**TASK TO COMPLETE:** Copy the data verbatim and leave out every picture.

**INPUT DATA:**

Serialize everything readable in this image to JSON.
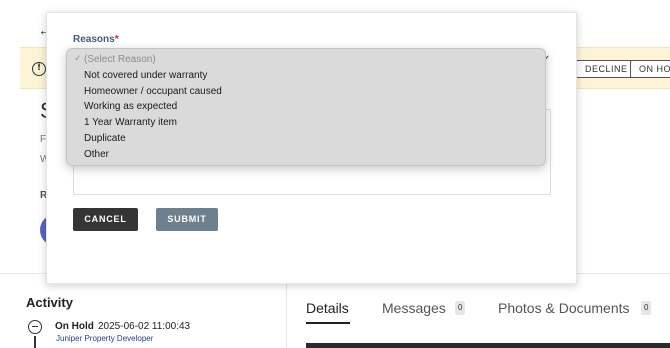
{
  "background": {
    "back_arrow": "←",
    "banner_icon": "!",
    "banner_buttons": [
      "DECLINE",
      "ON HOLD"
    ],
    "heading_fragment": "S",
    "line1_fragment": "Fi",
    "line2_fragment": "W",
    "line3_fragment": "R"
  },
  "activity": {
    "title": "Activity",
    "status": "On Hold",
    "timestamp": "2025-06-02 11:00:43",
    "user": "Juniper Property Developer"
  },
  "tabs": [
    {
      "label": "Details",
      "count": null,
      "active": true
    },
    {
      "label": "Messages",
      "count": "0",
      "active": false
    },
    {
      "label": "Photos & Documents",
      "count": "0",
      "active": false
    }
  ],
  "modal": {
    "reasons_label": "Reasons",
    "required_mark": "*",
    "select_chevron": "✓",
    "cancel_label": "CANCEL",
    "submit_label": "SUBMIT"
  },
  "dropdown": {
    "checkmark": "✓",
    "placeholder": "(Select Reason)",
    "options": [
      "Not covered under warranty",
      "Homeowner / occupant caused",
      "Working as expected",
      "1 Year Warranty item",
      "Duplicate",
      "Other"
    ]
  },
  "colors": {
    "banner_bg": "#fdf3d7",
    "cancel_bg": "#353535",
    "submit_bg": "#6e7f8e",
    "label_color": "#445b78",
    "required_color": "#c62828",
    "avatar_color": "#5b63b7"
  }
}
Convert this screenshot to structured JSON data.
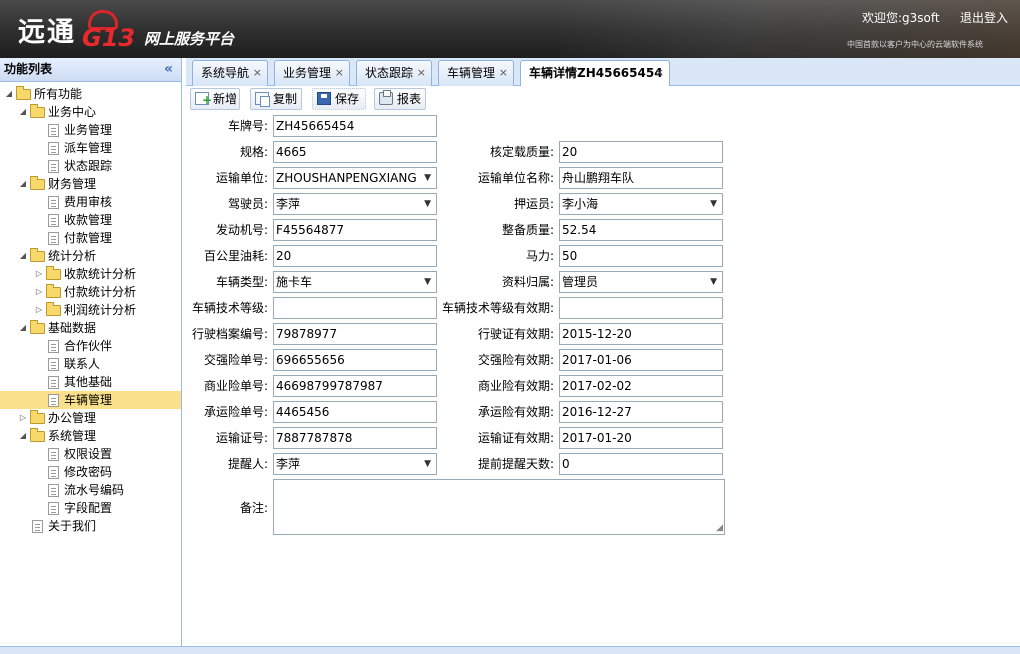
{
  "header": {
    "logo_text": "远通",
    "logo_brand": "G13",
    "platform_name": "网上服务平台",
    "welcome": "欢迎您:g3soft",
    "logout": "退出登入",
    "slogan": "中国首款以客户为中心的云端软件系统"
  },
  "sidebar": {
    "title": "功能列表",
    "collapse_icon": "double-chevron-left",
    "tree": [
      {
        "label": "所有功能",
        "level": 0,
        "type": "folder",
        "expanded": true
      },
      {
        "label": "业务中心",
        "level": 1,
        "type": "folder",
        "expanded": true
      },
      {
        "label": "业务管理",
        "level": 2,
        "type": "file"
      },
      {
        "label": "派车管理",
        "level": 2,
        "type": "file"
      },
      {
        "label": "状态跟踪",
        "level": 2,
        "type": "file"
      },
      {
        "label": "财务管理",
        "level": 1,
        "type": "folder",
        "expanded": true
      },
      {
        "label": "费用审核",
        "level": 2,
        "type": "file"
      },
      {
        "label": "收款管理",
        "level": 2,
        "type": "file"
      },
      {
        "label": "付款管理",
        "level": 2,
        "type": "file"
      },
      {
        "label": "统计分析",
        "level": 1,
        "type": "folder",
        "expanded": true
      },
      {
        "label": "收款统计分析",
        "level": 2,
        "type": "folder",
        "expanded": false
      },
      {
        "label": "付款统计分析",
        "level": 2,
        "type": "folder",
        "expanded": false
      },
      {
        "label": "利润统计分析",
        "level": 2,
        "type": "folder",
        "expanded": false
      },
      {
        "label": "基础数据",
        "level": 1,
        "type": "folder",
        "expanded": true
      },
      {
        "label": "合作伙伴",
        "level": 2,
        "type": "file"
      },
      {
        "label": "联系人",
        "level": 2,
        "type": "file"
      },
      {
        "label": "其他基础",
        "level": 2,
        "type": "file"
      },
      {
        "label": "车辆管理",
        "level": 2,
        "type": "file",
        "selected": true
      },
      {
        "label": "办公管理",
        "level": 1,
        "type": "folder",
        "expanded": false
      },
      {
        "label": "系统管理",
        "level": 1,
        "type": "folder",
        "expanded": true
      },
      {
        "label": "权限设置",
        "level": 2,
        "type": "file"
      },
      {
        "label": "修改密码",
        "level": 2,
        "type": "file"
      },
      {
        "label": "流水号编码",
        "level": 2,
        "type": "file"
      },
      {
        "label": "字段配置",
        "level": 2,
        "type": "file"
      },
      {
        "label": "关于我们",
        "level": 1,
        "type": "file"
      }
    ]
  },
  "tabs": [
    {
      "label": "系统导航",
      "close": "×"
    },
    {
      "label": "业务管理",
      "close": "×"
    },
    {
      "label": "状态跟踪",
      "close": "×"
    },
    {
      "label": "车辆管理",
      "close": "×"
    },
    {
      "label": "车辆详情ZH45665454",
      "close": "×",
      "active": true
    }
  ],
  "toolbar": {
    "new": "新增",
    "copy": "复制",
    "save": "保存",
    "report": "报表"
  },
  "form": {
    "plate_no": {
      "label": "车牌号:",
      "value": "ZH45665454"
    },
    "spec": {
      "label": "规格:",
      "value": "4665"
    },
    "rated_load": {
      "label": "核定载质量:",
      "value": "20"
    },
    "transport_unit": {
      "label": "运输单位:",
      "value": "ZHOUSHANPENGXIANG"
    },
    "transport_unit_name": {
      "label": "运输单位名称:",
      "value": "舟山鹏翔车队"
    },
    "driver": {
      "label": "驾驶员:",
      "value": "李萍"
    },
    "escort": {
      "label": "押运员:",
      "value": "李小海"
    },
    "engine_no": {
      "label": "发动机号:",
      "value": "F45564877"
    },
    "curb_weight": {
      "label": "整备质量:",
      "value": "52.54"
    },
    "fuel_per_100km": {
      "label": "百公里油耗:",
      "value": "20"
    },
    "horsepower": {
      "label": "马力:",
      "value": "50"
    },
    "vehicle_type": {
      "label": "车辆类型:",
      "value": "施卡车"
    },
    "data_owner": {
      "label": "资料归属:",
      "value": "管理员"
    },
    "tech_grade": {
      "label": "车辆技术等级:",
      "value": ""
    },
    "tech_grade_expiry": {
      "label": "车辆技术等级有效期:",
      "value": ""
    },
    "license_file_no": {
      "label": "行驶档案编号:",
      "value": "79878977"
    },
    "license_valid_until": {
      "label": "行驶证有效期:",
      "value": "2015-12-20"
    },
    "compulsory_ins_no": {
      "label": "交强险单号:",
      "value": "696655656"
    },
    "compulsory_ins_expiry": {
      "label": "交强险有效期:",
      "value": "2017-01-06"
    },
    "commercial_ins_no": {
      "label": "商业险单号:",
      "value": "46698799787987"
    },
    "commercial_ins_expiry": {
      "label": "商业险有效期:",
      "value": "2017-02-02"
    },
    "carrier_ins_no": {
      "label": "承运险单号:",
      "value": "4465456"
    },
    "carrier_ins_expiry": {
      "label": "承运险有效期:",
      "value": "2016-12-27"
    },
    "transport_cert_no": {
      "label": "运输证号:",
      "value": "7887787878"
    },
    "transport_cert_expiry": {
      "label": "运输证有效期:",
      "value": "2017-01-20"
    },
    "reminder_person": {
      "label": "提醒人:",
      "value": "李萍"
    },
    "advance_days": {
      "label": "提前提醒天数:",
      "value": "0"
    },
    "remark": {
      "label": "备注:",
      "value": ""
    }
  },
  "colors": {
    "panel_border": "#99bbe8",
    "tab_strip": "#dae7f6",
    "selected_node": "#fbe08c",
    "brand_red": "#e8292e"
  }
}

**EXERCISE RESPONSE:**
Serialize everything readable in this image to JSON.
{
  "background": {
    "back_arrow": "←",
    "banner_icon": "!",
    "banner_buttons": [
      "DECLINE",
      "ON HOLD"
    ],
    "heading_fragment": "S",
    "line1_fragment": "Fi",
    "line2_fragment": "W",
    "line3_fragment": "R"
  },
  "activity": {
    "title": "Activity",
    "status": "On Hold",
    "timestamp": "2025-06-02 11:00:43",
    "user": "Juniper Property Developer"
  },
  "tabs": [
    {
      "label": "Details",
      "count": null,
      "active": true
    },
    {
      "label": "Messages",
      "count": "0",
      "active": false
    },
    {
      "label": "Photos & Documents",
      "count": "0",
      "active": false
    }
  ],
  "modal": {
    "reasons_label": "Reasons",
    "required_mark": "*",
    "select_chevron": "✓",
    "cancel_label": "CANCEL",
    "submit_label": "SUBMIT"
  },
  "dropdown": {
    "checkmark": "✓",
    "placeholder": "(Select Reason)",
    "options": [
      "Not covered under warranty",
      "Homeowner / occupant caused",
      "Working as expected",
      "1 Year Warranty item",
      "Duplicate",
      "Other"
    ]
  },
  "colors": {
    "banner_bg": "#fdf3d7",
    "cancel_bg": "#353535",
    "submit_bg": "#6e7f8e",
    "label_color": "#445b78",
    "required_color": "#c62828",
    "avatar_color": "#5b63b7"
  }
}
Convert this screenshot to structured JSON data.
{
  "header": {
    "logo_text": "远通",
    "logo_brand": "G13",
    "platform_name": "网上服务平台",
    "welcome": "欢迎您:g3soft",
    "logout": "退出登入",
    "slogan": "中国首款以客户为中心的云端软件系统"
  },
  "sidebar": {
    "title": "功能列表",
    "collapse_icon": "double-chevron-left",
    "tree": [
      {
        "label": "所有功能",
        "level": 0,
        "type": "folder",
        "expanded": true
      },
      {
        "label": "业务中心",
        "level": 1,
        "type": "folder",
        "expanded": true
      },
      {
        "label": "业务管理",
        "level": 2,
        "type": "file"
      },
      {
        "label": "派车管理",
        "level": 2,
        "type": "file"
      },
      {
        "label": "状态跟踪",
        "level": 2,
        "type": "file"
      },
      {
        "label": "财务管理",
        "level": 1,
        "type": "folder",
        "expanded": true
      },
      {
        "label": "费用审核",
        "level": 2,
        "type": "file"
      },
      {
        "label": "收款管理",
        "level": 2,
        "type": "file"
      },
      {
        "label": "付款管理",
        "level": 2,
        "type": "file"
      },
      {
        "label": "统计分析",
        "level": 1,
        "type": "folder",
        "expanded": true
      },
      {
        "label": "收款统计分析",
        "level": 2,
        "type": "folder",
        "expanded": false
      },
      {
        "label": "付款统计分析",
        "level": 2,
        "type": "folder",
        "expanded": false
      },
      {
        "label": "利润统计分析",
        "level": 2,
        "type": "folder",
        "expanded": false
      },
      {
        "label": "基础数据",
        "level": 1,
        "type": "folder",
        "expanded": true
      },
      {
        "label": "合作伙伴",
        "level": 2,
        "type": "file"
      },
      {
        "label": "联系人",
        "level": 2,
        "type": "file"
      },
      {
        "label": "其他基础",
        "level": 2,
        "type": "file"
      },
      {
        "label": "车辆管理",
        "level": 2,
        "type": "file",
        "selected": true
      },
      {
        "label": "办公管理",
        "level": 1,
        "type": "folder",
        "expanded": false
      },
      {
        "label": "系统管理",
        "level": 1,
        "type": "folder",
        "expanded": true
      },
      {
        "label": "权限设置",
        "level": 2,
        "type": "file"
      },
      {
        "label": "修改密码",
        "level": 2,
        "type": "file"
      },
      {
        "label": "流水号编码",
        "level": 2,
        "type": "file"
      },
      {
        "label": "字段配置",
        "level": 2,
        "type": "file"
      },
      {
        "label": "关于我们",
        "level": 1,
        "type": "file"
      }
    ]
  },
  "tabs": [
    {
      "label": "系统导航",
      "close": "×"
    },
    {
      "label": "业务管理",
      "close": "×"
    },
    {
      "label": "状态跟踪",
      "close": "×"
    },
    {
      "label": "车辆管理",
      "close": "×"
    },
    {
      "label": "车辆详情ZH45665454",
      "close": "×",
      "active": true
    }
  ],
  "toolbar": {
    "new": "新增",
    "copy": "复制",
    "save": "保存",
    "report": "报表"
  },
  "form": {
    "plate_no": {
      "label": "车牌号:",
      "value": "ZH45665454"
    },
    "spec": {
      "label": "规格:",
      "value": "4665"
    },
    "rated_load": {
      "label": "核定载质量:",
      "value": "20"
    },
    "transport_unit": {
      "label": "运输单位:",
      "value": "ZHOUSHANPENGXIANG"
    },
    "transport_unit_name": {
      "label": "运输单位名称:",
      "value": "舟山鹏翔车队"
    },
    "driver": {
      "label": "驾驶员:",
      "value": "李萍"
    },
    "escort": {
      "label": "押运员:",
      "value": "李小海"
    },
    "engine_no": {
      "label": "发动机号:",
      "value": "F45564877"
    },
    "curb_weight": {
      "label": "整备质量:",
      "value": "52.54"
    },
    "fuel_per_100km": {
      "label": "百公里油耗:",
      "value": "20"
    },
    "horsepower": {
      "label": "马力:",
      "value": "50"
    },
    "vehicle_type": {
      "label": "车辆类型:",
      "value": "施卡车"
    },
    "data_owner": {
      "label": "资料归属:",
      "value": "管理员"
    },
    "tech_grade": {
      "label": "车辆技术等级:",
      "value": ""
    },
    "tech_grade_expiry": {
      "label": "车辆技术等级有效期:",
      "value": ""
    },
    "license_file_no": {
      "label": "行驶档案编号:",
      "value": "79878977"
    },
    "license_valid_until": {
      "label": "行驶证有效期:",
      "value": "2015-12-20"
    },
    "compulsory_ins_no": {
      "label": "交强险单号:",
      "value": "696655656"
    },
    "compulsory_ins_expiry": {
      "label": "交强险有效期:",
      "value": "2017-01-06"
    },
    "commercial_ins_no": {
      "label": "商业险单号:",
      "value": "46698799787987"
    },
    "commercial_ins_expiry": {
      "label": "商业险有效期:",
      "value": "2017-02-02"
    },
    "carrier_ins_no": {
      "label": "承运险单号:",
      "value": "4465456"
    },
    "carrier_ins_expiry": {
      "label": "承运险有效期:",
      "value": "2016-12-27"
    },
    "transport_cert_no": {
      "label": "运输证号:",
      "value": "7887787878"
    },
    "transport_cert_expiry": {
      "label": "运输证有效期:",
      "value": "2017-01-20"
    },
    "reminder_person": {
      "label": "提醒人:",
      "value": "李萍"
    },
    "advance_days": {
      "label": "提前提醒天数:",
      "value": "0"
    },
    "remark": {
      "label": "备注:",
      "value": ""
    }
  },
  "colors": {
    "panel_border": "#99bbe8",
    "tab_strip": "#dae7f6",
    "selected_node": "#fbe08c",
    "brand_red": "#e8292e"
  }
}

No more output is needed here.